Should teachers let students form the groups? Students often prefer this approach. They tend to pick people they know, classmates who are friends, those in the same major, and those who share the same race. It’s more comfortable working with people who are known and similar. When groups are composed of friends, they sometimes struggle with the transition to a more professional relationship. They’re used to socializing, but now there are tasks to complete and that means functioning in different roles. If the group work is a project that requires extended collaboration and will benefit from a variety of opinions and perspectives, letting students form the groups may not be the best approach. On the other hand, for short, ad-hoc group work and for students who may be shy and not used to working with peers, knowing others in the group makes the experience less intimidating.

Read More »

Remembering the Coach Who Was a Teacher

I lost a dear friend last month, the colleague and mentor who taught me more about teaching and learning than anyone else.
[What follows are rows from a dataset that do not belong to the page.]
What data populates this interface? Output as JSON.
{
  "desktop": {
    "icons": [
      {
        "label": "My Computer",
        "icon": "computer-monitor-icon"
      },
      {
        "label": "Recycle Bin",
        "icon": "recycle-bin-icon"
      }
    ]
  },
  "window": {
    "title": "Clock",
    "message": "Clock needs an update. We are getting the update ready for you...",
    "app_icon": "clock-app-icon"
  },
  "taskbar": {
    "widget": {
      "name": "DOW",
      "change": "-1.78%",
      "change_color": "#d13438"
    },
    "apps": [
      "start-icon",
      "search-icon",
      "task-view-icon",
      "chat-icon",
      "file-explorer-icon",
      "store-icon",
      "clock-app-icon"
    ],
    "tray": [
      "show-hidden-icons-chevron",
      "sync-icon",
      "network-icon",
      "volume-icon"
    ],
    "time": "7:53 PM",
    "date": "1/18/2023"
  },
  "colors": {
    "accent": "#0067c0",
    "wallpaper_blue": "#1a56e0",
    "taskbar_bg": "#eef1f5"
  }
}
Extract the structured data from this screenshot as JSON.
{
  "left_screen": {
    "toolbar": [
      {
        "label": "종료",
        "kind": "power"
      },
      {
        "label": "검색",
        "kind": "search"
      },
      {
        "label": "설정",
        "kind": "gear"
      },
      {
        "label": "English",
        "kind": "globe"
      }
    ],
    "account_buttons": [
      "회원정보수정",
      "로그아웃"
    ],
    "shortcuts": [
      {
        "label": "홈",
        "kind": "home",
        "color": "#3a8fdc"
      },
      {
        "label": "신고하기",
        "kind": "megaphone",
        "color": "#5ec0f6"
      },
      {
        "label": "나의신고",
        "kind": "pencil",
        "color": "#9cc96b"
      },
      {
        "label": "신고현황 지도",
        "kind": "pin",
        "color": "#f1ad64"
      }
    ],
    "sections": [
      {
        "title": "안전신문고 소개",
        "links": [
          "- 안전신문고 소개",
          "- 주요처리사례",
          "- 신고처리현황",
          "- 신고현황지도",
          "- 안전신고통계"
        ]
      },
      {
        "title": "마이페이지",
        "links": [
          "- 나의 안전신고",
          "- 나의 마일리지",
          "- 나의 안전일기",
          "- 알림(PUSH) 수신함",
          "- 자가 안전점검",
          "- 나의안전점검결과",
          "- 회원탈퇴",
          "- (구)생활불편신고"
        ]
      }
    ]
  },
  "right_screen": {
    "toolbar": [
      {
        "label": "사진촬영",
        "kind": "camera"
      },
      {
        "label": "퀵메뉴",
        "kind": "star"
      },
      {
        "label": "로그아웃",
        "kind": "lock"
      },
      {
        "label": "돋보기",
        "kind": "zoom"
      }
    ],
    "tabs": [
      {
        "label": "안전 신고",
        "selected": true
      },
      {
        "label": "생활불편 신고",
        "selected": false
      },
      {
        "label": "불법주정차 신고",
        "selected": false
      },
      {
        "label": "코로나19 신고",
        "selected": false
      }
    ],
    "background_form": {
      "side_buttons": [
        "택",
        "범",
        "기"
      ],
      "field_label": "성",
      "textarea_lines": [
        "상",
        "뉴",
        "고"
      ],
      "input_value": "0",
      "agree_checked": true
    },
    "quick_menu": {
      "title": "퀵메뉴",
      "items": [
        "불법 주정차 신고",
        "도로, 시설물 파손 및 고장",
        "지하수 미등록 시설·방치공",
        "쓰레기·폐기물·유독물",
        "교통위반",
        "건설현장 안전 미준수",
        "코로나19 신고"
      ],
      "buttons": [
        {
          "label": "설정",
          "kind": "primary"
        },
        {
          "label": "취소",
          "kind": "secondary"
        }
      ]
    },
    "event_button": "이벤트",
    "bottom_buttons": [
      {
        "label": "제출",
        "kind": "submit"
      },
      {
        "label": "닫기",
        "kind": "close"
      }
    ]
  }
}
Over the years, Larry Spence wrote a number of pithy pieces for The Teaching Professor. Here’s my favorite.

Read More »
student motivation

Five Keys to Motivating Students

Recently I had reason to revisit Paul Pintrich’s meta-analysis on motivation. It’s still the piece I most often see referenced when it comes to what’s known about student motivation. Subsequent research continues to confirm the generalizations reported in it. Like most articles that synthesize the results of many studies, it’s long, detailed, and liberally peppered with educational jargon. It does have a clear, easy to follow organizational structure and most notably, it spells out implications—what teachers might consider doing in response to what the research says motivates students. Here’s a quick run-down of those generalizations and their implications. 

Read More »
innovative quiz strategies

An Innovative Quiz Strategy

Here’s an interesting way to incorporate collaboration in a quizzing strategy, with some pretty impressive results.

Beginning with the mechanics: students took three quizzes in an introductory pharmaceutical science course. First, they completed the quiz individually. After answering each question, they indicated how confident they were that their answer was correct—5 for absolutely certain and 1 for not knowing and guessing. Then for a period of time (length not specified in the article), they were allowed to collaborate with others seated near them on quiz answers. After that discussion, they could change their quiz answers, if they desired. At that point, they again rated their confidence in the correctness of the answers. Quiz answer sheets and confidence levels were then turned in. Immediately, correct quiz answers were revealed and once again students had the opportunity to discuss answers with each other.

Read More »
negative course evaluations

What to Do About Those Negative Comments on Course Evaluations

If there’s a downside to another academic year coming to a successful close, it’s reading course evaluations. This post explores how we respond to those one or two low evaluations and the occasional negative comments found in answers to the open-ended questions. Do we have a tendency to over-react? I know I did.

Read More »